Content starts

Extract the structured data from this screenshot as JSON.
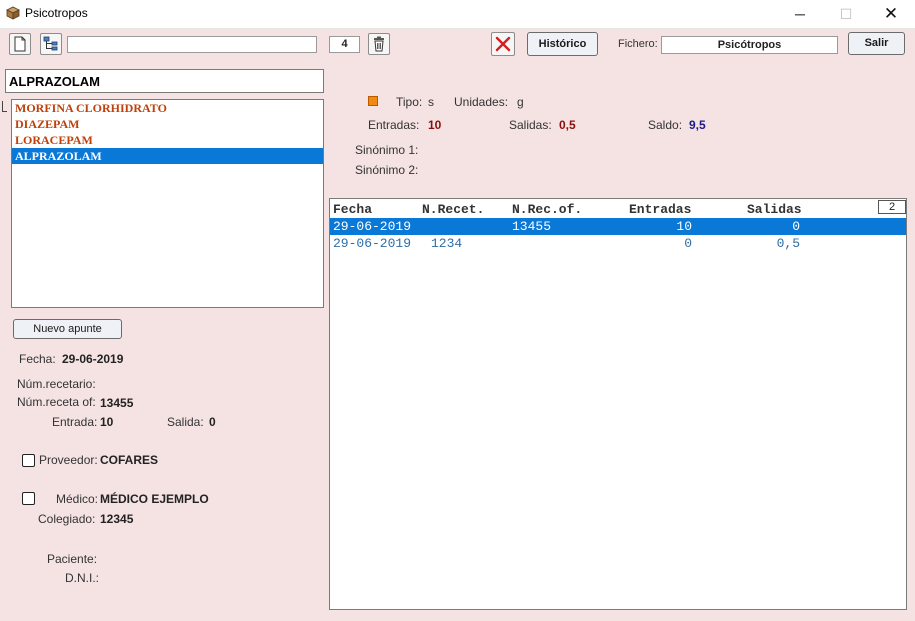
{
  "window": {
    "title": "Psicotropos",
    "minimize": "─",
    "maximize": "☐",
    "close": "✕"
  },
  "toolbar": {
    "search_value": "",
    "count": "4",
    "historico_label": "Histórico",
    "fichero_label": "Fichero:",
    "fichero_value": "Psicótropos",
    "salir_label": "Salir"
  },
  "search": {
    "value": "ALPRAZOLAM"
  },
  "list": [
    "MORFINA CLORHIDRATO",
    "DIAZEPAM",
    "LORACEPAM",
    "ALPRAZOLAM"
  ],
  "detail": {
    "tipo_label": "Tipo:",
    "tipo_value": "s",
    "unidades_label": "Unidades:",
    "unidades_value": "g",
    "entradas_label": "Entradas:",
    "entradas_value": "10",
    "salidas_label": "Salidas:",
    "salidas_value": "0,5",
    "saldo_label": "Saldo:",
    "saldo_value": "9,5",
    "sinonimo1_label": "Sinónimo 1:",
    "sinonimo2_label": "Sinónimo 2:"
  },
  "table": {
    "headers": [
      "Fecha",
      "N.Recet.",
      "N.Rec.of.",
      "Entradas",
      "Salidas"
    ],
    "count": "2",
    "rows": [
      {
        "fecha": "29-06-2019",
        "nrecet": "",
        "nrecof": "13455",
        "entradas": "10",
        "salidas": "0"
      },
      {
        "fecha": "29-06-2019",
        "nrecet": "1234",
        "nrecof": "",
        "entradas": "0",
        "salidas": "0,5"
      }
    ]
  },
  "form": {
    "nuevo_label": "Nuevo apunte",
    "fecha_label": "Fecha:",
    "fecha_value": "29-06-2019",
    "num_recetario_label": "Núm.recetario:",
    "num_receta_of_label": "Núm.receta of:",
    "num_receta_of_value": "13455",
    "entrada_label": "Entrada:",
    "entrada_value": "10",
    "salida_label": "Salida:",
    "salida_value": "0",
    "proveedor_label": "Proveedor:",
    "proveedor_value": "COFARES",
    "medico_label": "Médico:",
    "medico_value": "MÉDICO EJEMPLO",
    "colegiado_label": "Colegiado:",
    "colegiado_value": "12345",
    "paciente_label": "Paciente:",
    "dni_label": "D.N.I.:"
  },
  "colors": {
    "background": "#f5e3e3",
    "selection": "#0a78d7",
    "list_text": "#c0400a"
  }
}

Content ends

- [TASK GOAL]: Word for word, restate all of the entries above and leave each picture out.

- [RESULT BELOW]:
Extract the structured data from this screenshot as JSON.
{
  "window": {
    "title": "Psicotropos",
    "minimize": "─",
    "maximize": "☐",
    "close": "✕"
  },
  "toolbar": {
    "search_value": "",
    "count": "4",
    "historico_label": "Histórico",
    "fichero_label": "Fichero:",
    "fichero_value": "Psicótropos",
    "salir_label": "Salir"
  },
  "search": {
    "value": "ALPRAZOLAM"
  },
  "list": [
    "MORFINA CLORHIDRATO",
    "DIAZEPAM",
    "LORACEPAM",
    "ALPRAZOLAM"
  ],
  "detail": {
    "tipo_label": "Tipo:",
    "tipo_value": "s",
    "unidades_label": "Unidades:",
    "unidades_value": "g",
    "entradas_label": "Entradas:",
    "entradas_value": "10",
    "salidas_label": "Salidas:",
    "salidas_value": "0,5",
    "saldo_label": "Saldo:",
    "saldo_value": "9,5",
    "sinonimo1_label": "Sinónimo 1:",
    "sinonimo2_label": "Sinónimo 2:"
  },
  "table": {
    "headers": [
      "Fecha",
      "N.Recet.",
      "N.Rec.of.",
      "Entradas",
      "Salidas"
    ],
    "count": "2",
    "rows": [
      {
        "fecha": "29-06-2019",
        "nrecet": "",
        "nrecof": "13455",
        "entradas": "10",
        "salidas": "0"
      },
      {
        "fecha": "29-06-2019",
        "nrecet": "1234",
        "nrecof": "",
        "entradas": "0",
        "salidas": "0,5"
      }
    ]
  },
  "form": {
    "nuevo_label": "Nuevo apunte",
    "fecha_label": "Fecha:",
    "fecha_value": "29-06-2019",
    "num_recetario_label": "Núm.recetario:",
    "num_receta_of_label": "Núm.receta of:",
    "num_receta_of_value": "13455",
    "entrada_label": "Entrada:",
    "entrada_value": "10",
    "salida_label": "Salida:",
    "salida_value": "0",
    "proveedor_label": "Proveedor:",
    "proveedor_value": "COFARES",
    "medico_label": "Médico:",
    "medico_value": "MÉDICO EJEMPLO",
    "colegiado_label": "Colegiado:",
    "colegiado_value": "12345",
    "paciente_label": "Paciente:",
    "dni_label": "D.N.I.:"
  },
  "colors": {
    "background": "#f5e3e3",
    "selection": "#0a78d7",
    "list_text": "#c0400a"
  }
}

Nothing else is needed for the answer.